When he wakes he discovers that the mold in his bathroom can now talk. A charming and confident being voiced by Jeffery Combs. It promises Ian that if he follows instructions he will be able to turn his life around and the payoff will be worth it.
The driving force of this movie is DiGiovanni as Ian and Combs as the Mold. The former is fantastic and completely believable. It’s so easy to get behind him as he starts to turn his life around aided by Combs’ Mold.
As things get better for him, Ian meets his neighbour Leah (Danielle Doetsch) and falls madly in love with her. She’s not put off by his quirks as she has plenty of her own too. The pair have good chemistry and their initial interaction is really endearing. Another role worth praising is Ian’s landlord, Box the Ox (Pete Giovagnoli) who offers up plenty comedic moments as a bit of a goon but one willing to give Ian a bit of a break. There isn’t a bad actor or character in Motivational Growth with each one offering something unique to the story.
Talking of which…
The story is well put together and the use of 8-bit chip-tunes and video-game style cut-scenes add much to the overall look and feel of the movie. However, it does begin to lose its way in the final third as the weirdness is dialled up and it begins to confuse. Is any of this real or is it all in his head? This is compounded by the finale that might alienate a fair few viewers.
It’s a real shame as up to that point, Motivational Growth is an excellent movie. One that asks you to invest in characters worth investing in. The visual tricks really add a lot and while it is light on gore, it does have plenty of gross out moments. Such as Ian vomiting goo, rotting bodies and fungus eating!

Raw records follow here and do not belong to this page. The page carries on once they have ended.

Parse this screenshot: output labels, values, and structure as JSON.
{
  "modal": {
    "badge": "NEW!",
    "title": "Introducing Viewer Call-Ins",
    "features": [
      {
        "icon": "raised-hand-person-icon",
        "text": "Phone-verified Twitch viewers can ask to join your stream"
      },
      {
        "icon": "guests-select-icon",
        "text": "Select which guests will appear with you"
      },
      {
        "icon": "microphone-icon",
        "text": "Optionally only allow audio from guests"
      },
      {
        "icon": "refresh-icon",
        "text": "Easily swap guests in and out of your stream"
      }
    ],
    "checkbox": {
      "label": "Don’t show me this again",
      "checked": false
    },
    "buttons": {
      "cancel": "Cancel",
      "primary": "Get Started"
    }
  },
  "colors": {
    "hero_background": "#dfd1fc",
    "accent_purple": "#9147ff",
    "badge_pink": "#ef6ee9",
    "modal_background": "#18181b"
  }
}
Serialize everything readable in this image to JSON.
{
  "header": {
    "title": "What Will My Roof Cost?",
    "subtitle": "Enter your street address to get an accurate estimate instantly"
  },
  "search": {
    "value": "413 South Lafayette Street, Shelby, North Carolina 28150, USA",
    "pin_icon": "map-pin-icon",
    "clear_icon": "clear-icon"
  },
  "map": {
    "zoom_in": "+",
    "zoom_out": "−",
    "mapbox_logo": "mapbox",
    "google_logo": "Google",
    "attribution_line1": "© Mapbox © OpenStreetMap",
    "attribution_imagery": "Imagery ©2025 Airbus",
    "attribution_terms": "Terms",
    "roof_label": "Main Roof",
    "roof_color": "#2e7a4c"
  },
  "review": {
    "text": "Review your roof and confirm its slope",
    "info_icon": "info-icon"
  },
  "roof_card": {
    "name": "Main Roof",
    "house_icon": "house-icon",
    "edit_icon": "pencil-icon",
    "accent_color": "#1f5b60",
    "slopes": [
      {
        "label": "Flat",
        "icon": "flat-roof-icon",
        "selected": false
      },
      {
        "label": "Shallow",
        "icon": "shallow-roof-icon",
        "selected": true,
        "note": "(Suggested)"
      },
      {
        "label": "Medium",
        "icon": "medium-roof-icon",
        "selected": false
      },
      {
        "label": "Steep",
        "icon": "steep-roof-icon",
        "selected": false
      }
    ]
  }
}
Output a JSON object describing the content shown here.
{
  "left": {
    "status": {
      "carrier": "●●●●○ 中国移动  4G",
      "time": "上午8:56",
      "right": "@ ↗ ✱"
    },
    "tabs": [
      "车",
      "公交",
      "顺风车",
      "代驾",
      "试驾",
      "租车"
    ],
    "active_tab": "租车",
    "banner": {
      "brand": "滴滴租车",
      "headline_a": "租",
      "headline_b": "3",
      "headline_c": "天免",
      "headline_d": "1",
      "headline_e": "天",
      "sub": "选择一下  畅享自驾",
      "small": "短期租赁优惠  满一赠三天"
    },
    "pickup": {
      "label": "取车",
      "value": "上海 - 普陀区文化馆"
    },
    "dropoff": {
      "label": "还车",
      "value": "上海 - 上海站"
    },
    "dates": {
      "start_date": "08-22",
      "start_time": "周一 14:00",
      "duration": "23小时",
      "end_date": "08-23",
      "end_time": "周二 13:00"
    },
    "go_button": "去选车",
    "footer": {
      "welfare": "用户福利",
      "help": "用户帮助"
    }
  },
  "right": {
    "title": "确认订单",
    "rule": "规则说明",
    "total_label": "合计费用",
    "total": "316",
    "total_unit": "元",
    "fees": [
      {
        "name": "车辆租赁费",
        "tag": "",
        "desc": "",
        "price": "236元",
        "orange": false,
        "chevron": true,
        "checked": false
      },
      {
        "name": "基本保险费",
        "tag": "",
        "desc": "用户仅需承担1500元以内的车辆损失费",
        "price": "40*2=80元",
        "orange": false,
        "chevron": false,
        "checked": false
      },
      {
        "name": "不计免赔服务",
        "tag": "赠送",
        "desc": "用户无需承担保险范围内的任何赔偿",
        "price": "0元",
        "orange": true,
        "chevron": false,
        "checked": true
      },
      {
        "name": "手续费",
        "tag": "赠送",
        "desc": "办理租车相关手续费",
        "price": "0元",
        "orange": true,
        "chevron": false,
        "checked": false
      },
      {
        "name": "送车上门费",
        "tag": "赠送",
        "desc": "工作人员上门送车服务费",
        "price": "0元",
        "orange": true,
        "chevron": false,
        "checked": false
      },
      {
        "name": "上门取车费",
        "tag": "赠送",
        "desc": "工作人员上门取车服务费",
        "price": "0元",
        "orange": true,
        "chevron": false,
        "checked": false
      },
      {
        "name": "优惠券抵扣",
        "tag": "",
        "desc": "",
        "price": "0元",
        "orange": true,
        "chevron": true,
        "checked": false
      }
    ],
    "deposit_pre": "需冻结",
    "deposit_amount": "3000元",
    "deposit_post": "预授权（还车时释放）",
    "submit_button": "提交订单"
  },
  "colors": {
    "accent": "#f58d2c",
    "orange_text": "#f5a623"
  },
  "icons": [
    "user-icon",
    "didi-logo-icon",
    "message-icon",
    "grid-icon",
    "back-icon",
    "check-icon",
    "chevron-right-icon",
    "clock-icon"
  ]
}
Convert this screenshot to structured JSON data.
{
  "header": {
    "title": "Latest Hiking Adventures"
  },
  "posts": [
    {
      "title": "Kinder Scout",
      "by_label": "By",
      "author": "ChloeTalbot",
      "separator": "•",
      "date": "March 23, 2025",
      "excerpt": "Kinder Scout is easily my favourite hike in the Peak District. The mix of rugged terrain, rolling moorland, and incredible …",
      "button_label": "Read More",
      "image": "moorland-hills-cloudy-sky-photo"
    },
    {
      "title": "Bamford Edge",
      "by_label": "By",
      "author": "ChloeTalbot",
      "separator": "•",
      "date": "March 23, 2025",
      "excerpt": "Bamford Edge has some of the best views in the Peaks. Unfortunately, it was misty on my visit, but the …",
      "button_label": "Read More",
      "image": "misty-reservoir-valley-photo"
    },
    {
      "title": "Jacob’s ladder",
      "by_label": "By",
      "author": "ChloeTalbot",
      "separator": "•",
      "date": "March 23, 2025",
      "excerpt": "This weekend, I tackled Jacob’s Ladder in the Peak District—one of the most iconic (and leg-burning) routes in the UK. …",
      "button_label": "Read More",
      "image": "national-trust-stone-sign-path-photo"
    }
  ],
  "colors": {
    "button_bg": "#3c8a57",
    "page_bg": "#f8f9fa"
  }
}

It’s a really weird film but credit where credit is due, it’s a unique idea that works mostly overall.
The Final Score - 7.5/10